There is no historical proof that the Buddha ever taught what people say he taught.
In fact, his teachings were not even written down until a century after he gave them,
some 5,000 miles south of where he spoke them, and in a language he didn't use.
So, there is no way to actually prove the teachings are true,
to your own satisfaction at least, except to test them out for yourself.
That is how we know Buddhism (the Dharma) is true.
What you describe is like rubbing two sticks together to make a fire.
We don't know who did that first, but we can replicate it, and that validates it.
There are historical reasons for most of the other issues you raise.
Buddha could have taught anywhere, of course.
And he might have. But "Buddha" is an Indian word,
and there were a lot of people in India who were listening to him.
So, like a popular song, it caught on. It went viral.
So, you know, maybe he taught in some other continents too,
but only 3 people listened to him,and that was the end of that.
We can make guesses. It doesn't really matter
because we can't prove it.
Even Buddha said (we think) that at some point even these teachings we have now
nobody will pay any attention to, or won't be able to grasp, and they will fade away.
If you look at history, most things happen within a social context.
They can only happen at a certain place and at a certain time in history because of the right conditions.
For example, what Andy Warhol did in the art world really could have not happened in the 1950s or earlier.
It could only happen in the 1960's, as part of it, and as part of what defined it.
So, we wouldn't think to ask,
"why wasn't Warhol silk screening soup cans during the Ming Dynasty in China?"
Because the conditions for that, except maybe for the silk, the pieces were not all there.
On the other hand, Chinese calligraphy is a great example of abstract art
which didn't happen in the west until the middle of the 20th century.
So, sometimes it all depends on how you look at it.
Buddhism teaches that all things arise interdependently.
"Searching for the truth" was, you might say, in style at the time of the Buddha.
A lot of concepts that appear in Buddhism, such as karma and rebirth, were already part of Hindu culture.
Likewise, in the days of Jesus, a lot of people claimed to be prophets of God.

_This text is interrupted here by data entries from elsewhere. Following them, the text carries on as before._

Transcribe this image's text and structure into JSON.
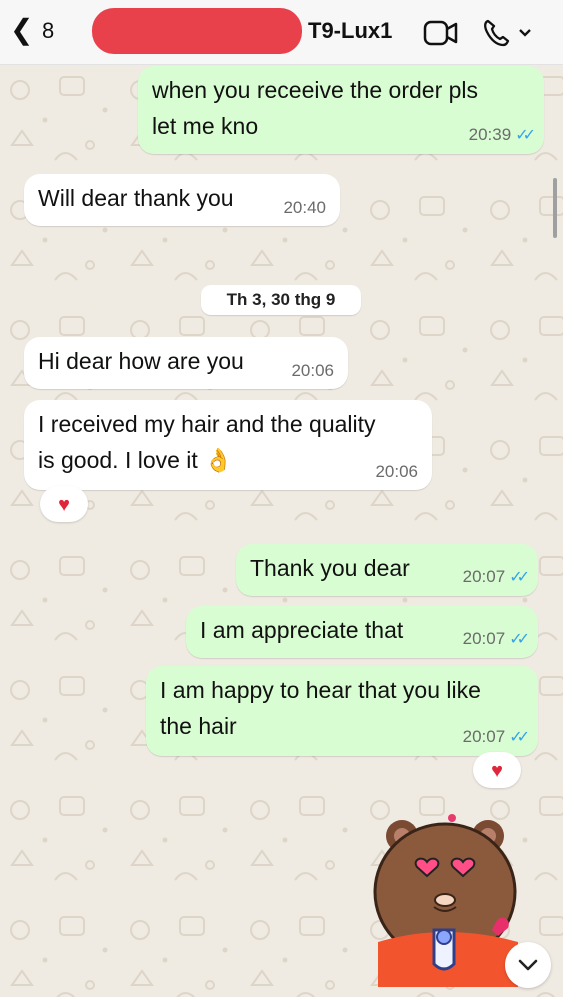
{
  "header": {
    "back_count": "8",
    "contact_name": "T9-Lux1",
    "back_icon": "chevron-left-icon",
    "video_icon": "video-camera-icon",
    "call_icon": "phone-icon"
  },
  "date_separator": "Th 3, 30 thg 9",
  "messages": [
    {
      "text_lines": [
        "when you receeive the order pls",
        "let me kno"
      ],
      "time": "20:39",
      "read_ticks": "✓✓"
    },
    {
      "text_lines": [
        "Will dear thank you"
      ],
      "time": "20:40"
    },
    {
      "text_lines": [
        "Hi dear how are you"
      ],
      "time": "20:06"
    },
    {
      "text_lines": [
        "I received my hair and the quality",
        "is good. I love it"
      ],
      "emoji": "👌",
      "time": "20:06",
      "reaction": "♥"
    },
    {
      "text_lines": [
        "Thank you dear"
      ],
      "time": "20:07",
      "read_ticks": "✓✓"
    },
    {
      "text_lines": [
        "I am appreciate that"
      ],
      "time": "20:07",
      "read_ticks": "✓✓"
    },
    {
      "text_lines": [
        "I am happy to hear that you like",
        "the hair"
      ],
      "time": "20:07",
      "read_ticks": "✓✓",
      "reaction": "♥"
    }
  ],
  "colors": {
    "outgoing_bubble": "#d9fdd3",
    "incoming_bubble": "#ffffff",
    "read_ticks": "#34a3e8",
    "reaction_heart": "#e0263a",
    "redaction": "#e8414b"
  },
  "sticker": "bear-heart-eyes-sticker",
  "scroll_down_icon": "chevron-down-icon"
}
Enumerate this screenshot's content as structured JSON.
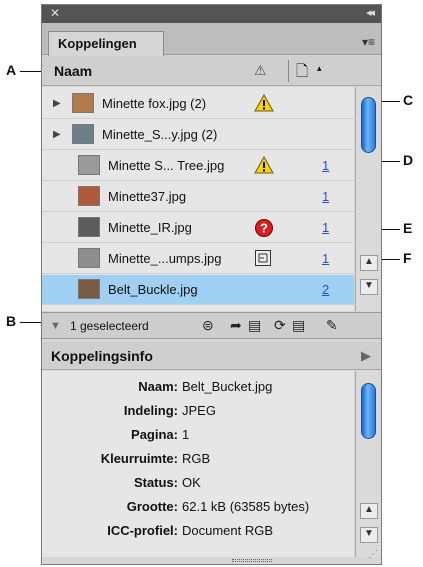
{
  "callouts": {
    "a": "A",
    "b": "B",
    "c": "C",
    "d": "D",
    "e": "E",
    "f": "F"
  },
  "panel": {
    "close_glyph": "✕",
    "collapse_glyph": "◂◂",
    "tab_label": "Koppelingen",
    "menu_glyph": "▾≡"
  },
  "column_header": {
    "name_label": "Naam",
    "warn_glyph": "⚠",
    "page_glyph": "🗋",
    "sort_glyph": "▴"
  },
  "links": [
    {
      "name": "Minette fox.jpg (2)",
      "expandable": true,
      "status_icon": "warning-icon",
      "page": "",
      "thumb_color": "#b07a4a"
    },
    {
      "name": "Minette_S...y.jpg (2)",
      "expandable": true,
      "status_icon": "",
      "page": "",
      "thumb_color": "#6d7f89"
    },
    {
      "name": "Minette S... Tree.jpg",
      "expandable": false,
      "status_icon": "warning-icon",
      "page": "1",
      "thumb_color": "#9a9a9a"
    },
    {
      "name": "Minette37.jpg",
      "expandable": false,
      "status_icon": "",
      "page": "1",
      "thumb_color": "#b05a3a"
    },
    {
      "name": "Minette_IR.jpg",
      "expandable": false,
      "status_icon": "missing-icon",
      "page": "1",
      "thumb_color": "#5c5c5c"
    },
    {
      "name": "Minette_...umps.jpg",
      "expandable": false,
      "status_icon": "embedded-icon",
      "page": "1",
      "thumb_color": "#8e8e8e"
    },
    {
      "name": "Belt_Buckle.jpg",
      "expandable": false,
      "status_icon": "",
      "page": "2",
      "thumb_color": "#7a5c46",
      "selected": true
    }
  ],
  "status_bar": {
    "selected_text": "1 geselecteerd",
    "triangle_glyph": "▼"
  },
  "info_panel": {
    "title": "Koppelingsinfo",
    "rows": [
      {
        "key": "Naam:",
        "value": "Belt_Bucket.jpg"
      },
      {
        "key": "Indeling:",
        "value": "JPEG"
      },
      {
        "key": "Pagina:",
        "value": "1"
      },
      {
        "key": "Kleurruimte:",
        "value": "RGB"
      },
      {
        "key": "Status:",
        "value": "OK"
      },
      {
        "key": "Grootte:",
        "value": "62.1 kB (63585 bytes)"
      },
      {
        "key": "ICC-profiel:",
        "value": "Document RGB"
      }
    ]
  },
  "colors": {
    "selection": "#9fd0f3",
    "link_page": "#2a50c8",
    "scroll_thumb": "#2a77d9"
  }
}
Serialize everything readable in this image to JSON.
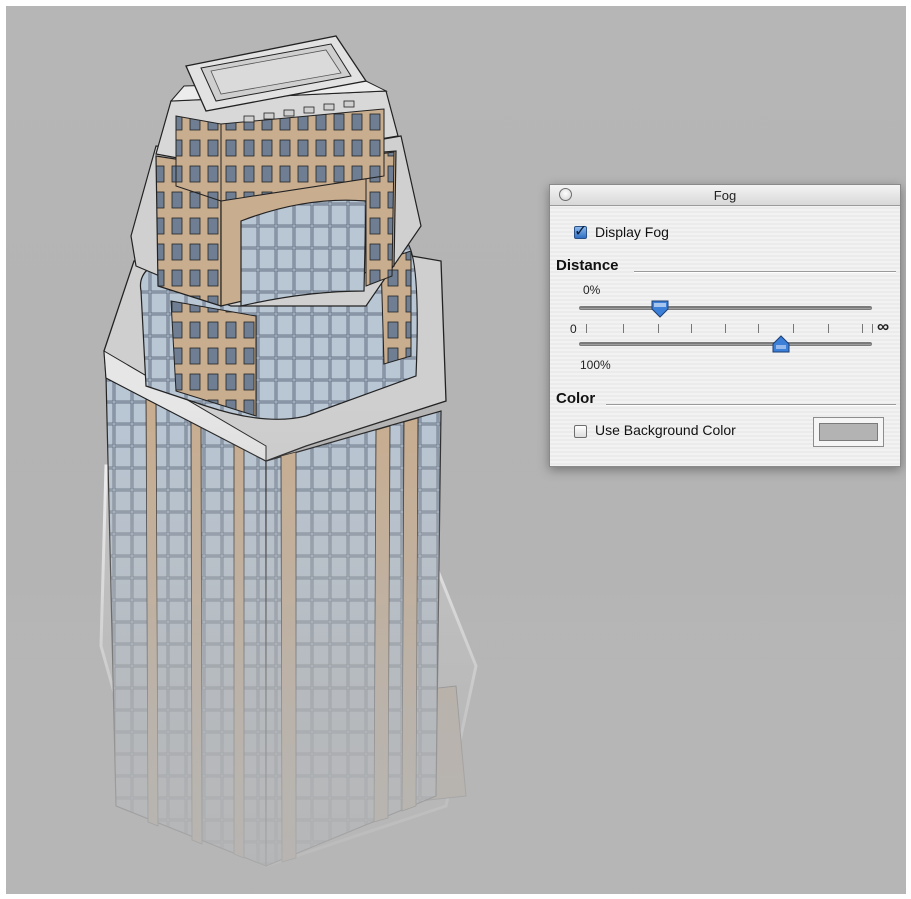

So, that's when you have a big audience, and your message takes root.
Profile Picture: "The Foaming Monk"
The Chinese characters are Fo (buddha) and Ming (bright). The image is of a student of Buddhism, who, imagining himself to be a monk, and not understanding the true meaning of the words takes the sound of the words literally. Likewise, People on web forums sometime seem to be foaming at the mouth. Original painting by P.Volker /used by permission.